Reissue Production: Tom Diamant & Jeff Alexson
Graphic Design: Elizabeth Weil
Cover photo hand tinting: Elizabeth Weil
Musician’s notes by Luke Wills
Additional notes: Jeff Alexson & Tom Diamant
Catalog Number: LP: F-29, Cassette: C-29, CD: K-29
Side One: Keep Knockin’ (But You Can’t Come In), Honeysuckle Rose, Worried Mind, Okie Boogie, C-Jam Blues, I Can’t Go On This Way, Sweet Moments
Side Two: My Gal Sal, I’m Gonna Be Boss From Now On, Lonesome Hearted Blues, Joe’s Place, Sugar Blues, Too Long, Tea For Two
Tommy Duncan started with Bob Wills in 1932, was there for the first recordings in 1935, and was Bob Wills’ lead singer until Wills had Eldon Shamblin fire him in 1948. During that time, musicians would come and go, but Bob and Tommy were the heart and soul of the Texas Playboys. His last studio recording with the band was for the Tiffany Transcriptions on December 30, 1947. They made some good music separately after that, but it was never quite the same. They were re-united for a series of recordings in 1960 and ’61 by Liberty Records.
The Texas Playboys never considered themselves “country music” musicians. As Eldon Shamblin said, they played “popular music, swing music”. So this pose of Tommy Duncan on the album cover is telling. There’s the cowboy hat, cowboy shirt and cowboy boots, but he’s leaning so cool against the piano, cigarette in hand, as suave as Bing Crosby, Nat King Cole, or any pop singer of the day. Country singers didn’t pose like that in the 1940’s.

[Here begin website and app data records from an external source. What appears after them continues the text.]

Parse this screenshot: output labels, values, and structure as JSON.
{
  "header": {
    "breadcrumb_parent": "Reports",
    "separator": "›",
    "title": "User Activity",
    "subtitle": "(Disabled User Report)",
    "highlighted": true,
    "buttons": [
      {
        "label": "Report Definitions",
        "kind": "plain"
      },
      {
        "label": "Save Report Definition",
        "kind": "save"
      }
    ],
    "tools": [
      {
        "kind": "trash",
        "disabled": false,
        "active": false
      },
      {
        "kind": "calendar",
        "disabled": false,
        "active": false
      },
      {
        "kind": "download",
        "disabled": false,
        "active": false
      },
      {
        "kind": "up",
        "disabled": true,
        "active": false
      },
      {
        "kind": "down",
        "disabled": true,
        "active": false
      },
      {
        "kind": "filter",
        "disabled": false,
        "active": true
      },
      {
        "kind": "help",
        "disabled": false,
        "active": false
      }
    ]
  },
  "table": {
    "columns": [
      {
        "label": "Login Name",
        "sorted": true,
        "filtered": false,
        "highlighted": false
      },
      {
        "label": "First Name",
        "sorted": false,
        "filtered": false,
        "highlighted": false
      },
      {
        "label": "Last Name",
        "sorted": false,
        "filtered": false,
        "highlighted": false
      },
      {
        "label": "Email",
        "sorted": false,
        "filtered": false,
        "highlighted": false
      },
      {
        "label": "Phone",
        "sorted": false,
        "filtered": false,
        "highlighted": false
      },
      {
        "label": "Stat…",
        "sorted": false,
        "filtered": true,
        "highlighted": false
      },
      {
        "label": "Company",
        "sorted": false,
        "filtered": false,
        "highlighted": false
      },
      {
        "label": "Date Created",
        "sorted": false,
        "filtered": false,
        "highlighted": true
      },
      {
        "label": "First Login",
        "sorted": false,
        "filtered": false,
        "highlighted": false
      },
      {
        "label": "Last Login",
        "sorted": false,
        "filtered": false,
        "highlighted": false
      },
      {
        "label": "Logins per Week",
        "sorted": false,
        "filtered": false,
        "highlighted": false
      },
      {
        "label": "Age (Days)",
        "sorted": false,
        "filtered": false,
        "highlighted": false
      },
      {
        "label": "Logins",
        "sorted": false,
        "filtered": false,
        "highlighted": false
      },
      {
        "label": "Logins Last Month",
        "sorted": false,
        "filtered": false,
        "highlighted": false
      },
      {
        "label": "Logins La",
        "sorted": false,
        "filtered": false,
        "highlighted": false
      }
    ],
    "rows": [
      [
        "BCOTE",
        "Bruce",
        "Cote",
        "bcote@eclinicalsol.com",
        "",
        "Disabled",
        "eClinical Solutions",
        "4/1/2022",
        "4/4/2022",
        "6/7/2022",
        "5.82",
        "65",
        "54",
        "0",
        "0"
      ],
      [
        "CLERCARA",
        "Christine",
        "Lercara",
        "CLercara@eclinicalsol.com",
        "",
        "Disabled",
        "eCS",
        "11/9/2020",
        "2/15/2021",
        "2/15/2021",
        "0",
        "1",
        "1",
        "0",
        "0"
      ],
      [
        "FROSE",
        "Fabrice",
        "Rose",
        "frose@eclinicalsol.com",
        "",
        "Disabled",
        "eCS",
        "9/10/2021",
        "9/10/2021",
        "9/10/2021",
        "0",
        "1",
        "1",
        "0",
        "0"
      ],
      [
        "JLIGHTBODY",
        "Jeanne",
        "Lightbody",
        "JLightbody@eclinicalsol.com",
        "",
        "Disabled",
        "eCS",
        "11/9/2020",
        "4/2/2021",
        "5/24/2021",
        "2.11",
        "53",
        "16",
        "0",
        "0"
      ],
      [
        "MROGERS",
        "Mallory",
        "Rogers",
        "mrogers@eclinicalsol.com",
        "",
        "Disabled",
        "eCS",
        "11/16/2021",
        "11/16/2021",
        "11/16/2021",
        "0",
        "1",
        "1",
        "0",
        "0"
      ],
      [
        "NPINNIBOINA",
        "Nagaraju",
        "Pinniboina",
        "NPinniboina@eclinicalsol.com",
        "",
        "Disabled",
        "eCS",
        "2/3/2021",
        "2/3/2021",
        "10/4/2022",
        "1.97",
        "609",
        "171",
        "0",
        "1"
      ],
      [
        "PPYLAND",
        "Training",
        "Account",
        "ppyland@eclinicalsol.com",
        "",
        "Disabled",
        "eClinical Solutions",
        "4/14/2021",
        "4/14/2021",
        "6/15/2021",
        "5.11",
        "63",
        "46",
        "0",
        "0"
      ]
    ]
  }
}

The album starts out with a song that has one of the most enduring characteristics of the Tiffany Recordings, and that’s Bob Wills riffing some crazy words behind Tommy’s vocal making him crack up while singing. The same thing happens during Sweet Moments. Another interesting moment is Tommy slurring the words to a line in I Can’t Go On This Way.

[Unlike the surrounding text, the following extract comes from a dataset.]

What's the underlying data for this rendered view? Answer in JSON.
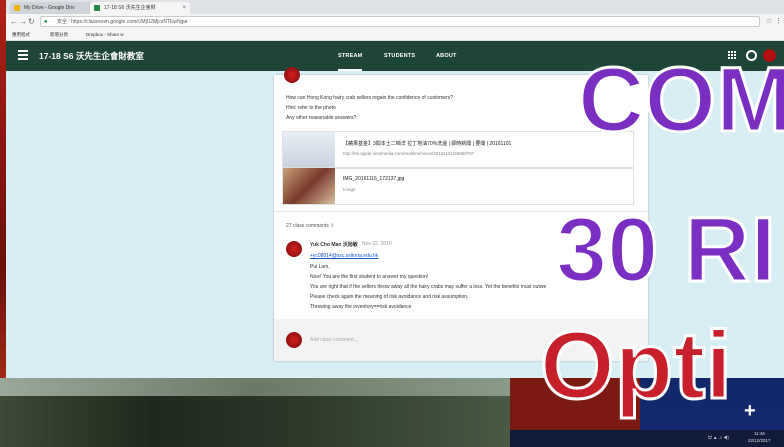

This volume was dedicated to Tiny Moore, who died on December 15, 1987. Although the copyright date on this album is 1987, we are assuming that it was released in 1988.